Work item: Scan the entries line by line and return those with "chevron".
++++ Dataset records ++++
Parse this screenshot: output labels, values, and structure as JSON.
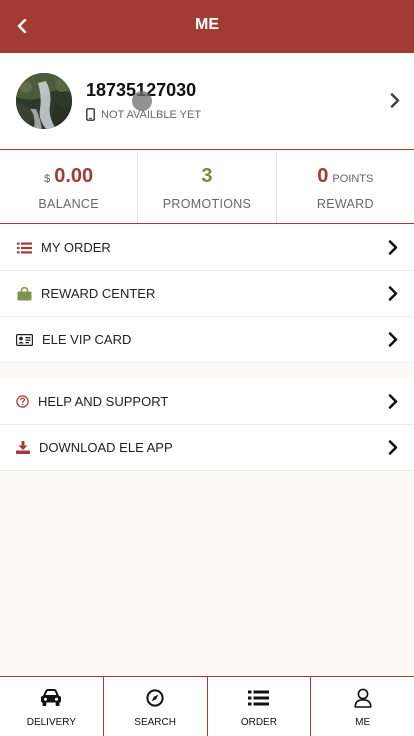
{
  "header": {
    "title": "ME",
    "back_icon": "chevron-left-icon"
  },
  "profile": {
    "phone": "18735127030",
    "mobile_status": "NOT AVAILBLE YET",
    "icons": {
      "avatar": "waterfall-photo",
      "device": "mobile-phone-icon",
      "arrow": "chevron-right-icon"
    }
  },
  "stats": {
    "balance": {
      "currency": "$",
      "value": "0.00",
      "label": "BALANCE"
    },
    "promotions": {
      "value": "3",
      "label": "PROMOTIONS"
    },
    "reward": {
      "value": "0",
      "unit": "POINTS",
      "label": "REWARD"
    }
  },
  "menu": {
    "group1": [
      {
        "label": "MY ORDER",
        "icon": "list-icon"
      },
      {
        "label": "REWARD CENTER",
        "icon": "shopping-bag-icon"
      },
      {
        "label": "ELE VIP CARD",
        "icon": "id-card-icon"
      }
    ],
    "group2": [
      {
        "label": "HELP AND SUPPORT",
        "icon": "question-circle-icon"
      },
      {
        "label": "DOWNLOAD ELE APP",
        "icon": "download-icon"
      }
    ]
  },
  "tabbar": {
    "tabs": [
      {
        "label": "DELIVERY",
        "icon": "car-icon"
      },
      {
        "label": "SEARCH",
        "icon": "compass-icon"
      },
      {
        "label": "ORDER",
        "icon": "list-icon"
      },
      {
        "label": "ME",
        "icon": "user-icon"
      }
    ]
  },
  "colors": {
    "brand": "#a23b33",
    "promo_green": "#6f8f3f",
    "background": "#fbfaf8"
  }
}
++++
Output for this exercise:
    "back_icon": "chevron-left-icon"
      "arrow": "chevron-right-icon"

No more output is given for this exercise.